    And the real stupid part, it is far more trivial to take out a whole train at any point along its track than to try to blow up one car by being on board.

  10. anjin-san says:

    > How’s that urban lifestyle now?
    It’s fantastic. Beautiful day in the bay area, heading over to SF. Only problem is I miss Giants baseball.  Give us a shout if you see something exciting like a cow patty while you are driving around “Free America”.
    I have to ask… do you even realize that your political thinking and general world view is being shaped largely by marketing professionals who work for Fox?


  11. Aubrey Kohn says:

    Two words: sadistic perverts

  12. Doug – the day of calling this the “land of the free” is far gone.
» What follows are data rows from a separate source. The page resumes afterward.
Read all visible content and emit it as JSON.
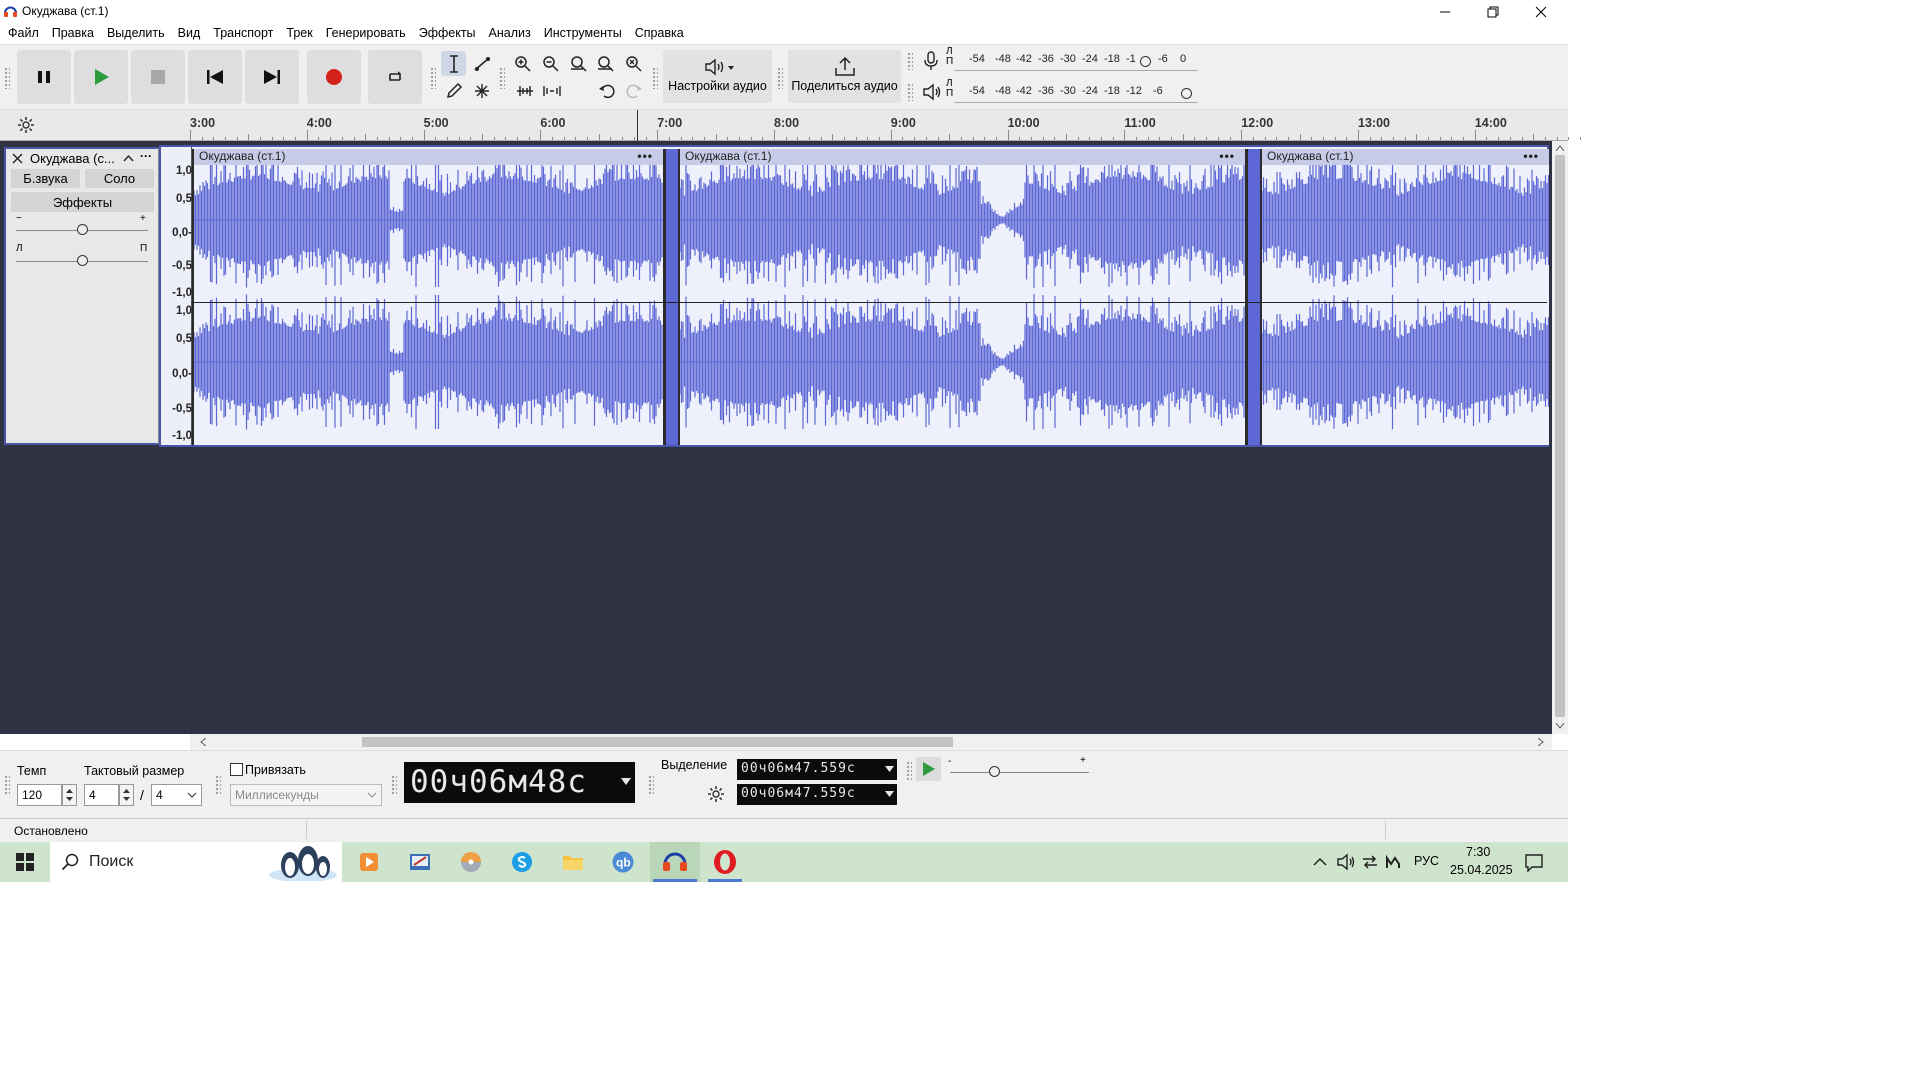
{
  "window": {
    "title": "Окуджава (ст.1)"
  },
  "menu": [
    "Файл",
    "Правка",
    "Выделить",
    "Вид",
    "Транспорт",
    "Трек",
    "Генерировать",
    "Эффекты",
    "Анализ",
    "Инструменты",
    "Справка"
  ],
  "toolbar": {
    "audio_setup_label": "Настройки аудио",
    "share_label": "Поделиться аудио",
    "rec_meter_ticks": [
      "-54",
      "-48",
      "-42",
      "-36",
      "-30",
      "-24",
      "-18",
      "-1",
      "-6",
      "0"
    ],
    "play_meter_ticks": [
      "-54",
      "-48",
      "-42",
      "-36",
      "-30",
      "-24",
      "-18",
      "-12",
      "-6"
    ],
    "meter_lr": [
      "Л",
      "П"
    ]
  },
  "ruler": {
    "ticks": [
      "3:00",
      "4:00",
      "5:00",
      "6:00",
      "7:00",
      "8:00",
      "9:00",
      "10:00",
      "11:00",
      "12:00",
      "13:00",
      "14:00"
    ]
  },
  "track": {
    "name": "Окуджава (с...",
    "mute_label": "Б.звука",
    "solo_label": "Соло",
    "effects_label": "Эффекты",
    "gain_minus": "−",
    "gain_plus": "+",
    "pan_left": "Л",
    "pan_right": "П",
    "vscale": [
      "1,0",
      "0,5",
      "0,0-",
      "-0,5",
      "-1,0"
    ],
    "vscale2": [
      "1,0",
      "0,5",
      "0,0-",
      "-0,5",
      "-1,0"
    ],
    "clips": [
      {
        "name": "Окуджава (ст.1)",
        "menu": "•••"
      },
      {
        "name": "Окуджава (ст.1)",
        "menu": "•••"
      },
      {
        "name": "Окуджава (ст.1)",
        "menu": "•••"
      }
    ]
  },
  "bottom": {
    "tempo_label": "Темп",
    "tempo_value": "120",
    "timesig_label": "Тактовый размер",
    "timesig_num": "4",
    "timesig_sep": "/",
    "timesig_den": "4",
    "snap_label": "Привязать",
    "snap_unit": "Миллисекунды",
    "time_display": "00ч06м48с",
    "selection_label": "Выделение",
    "sel_start": "00ч06м47.559с",
    "sel_end": "00ч06м47.559с",
    "speed_minus": "-",
    "speed_plus": "+"
  },
  "status": {
    "text": "Остановлено"
  },
  "taskbar": {
    "search_placeholder": "Поиск",
    "lang": "РУС",
    "time": "7:30",
    "date": "25.04.2025"
  },
  "colors": {
    "waveform": "#5d68d6",
    "clip_header": "#c6cbe7",
    "track_bg": "#2f3243",
    "accent": "#4a57a8"
  }
}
They trample on your constitutional rights, multiple times, every day.
    Come join us as we make our voices heard and protest this new infringement, on December 1st. Shut Down the Airports protest is meant to cause them to take notice of us, using peaceful, but overwhelming force, and force them to stop breaking the law. You can find out more info at

  13. Franklin says:

    If it did Franklin, someone should be able to win a court case.
    Already been filed on 4th Amendment grounds, we’ll see how it pans out.
    Unrelated, I’m curious if people are on the same side of the battle as they were for the illegal wiretapping, which in my mind is the same principal.  Giving up rights in exchange for “security”.

  14. john personna says:

    No, i’m on opposite sides wrt wiretapping.  Because as I say, I see the airport or plane as a public place to be secured.  The phone is part of my daily, private, life.

  15. john personna says:

    BTW, I was slow to accept that an underpants load of explosive could bring down a plane, but I went out to youtube and found all kinds of videos of people blowing stuff up with similar amounts.  Search for “PETN”, amazing stuff.

  16. matt says:

    Yes John and personally I’m waiting to see how we’ll respond once someone gets around to surgically implanting PETN in themselves.. or hell just blow up the security checkpoint line…

  17. anjin-san says:

    I am opposed to wiretapping without FISA review. I have no problem with airport scanners. An airport is a secure location, just like a courthouse. You have no right to fly, any more than you have a right to drive. The effectiveness of the scanners is an open question at this point, but you can’t have it both ways. If we want to prevent terror attacks, we need more security. We should consider some of the techniques Israel uses, but they may not work here, as that is a tiny nation and this is a very large one.

  18. anjin-san says:

    Hey thats a nice website shutdown. Did you have a fifth grader build it for you?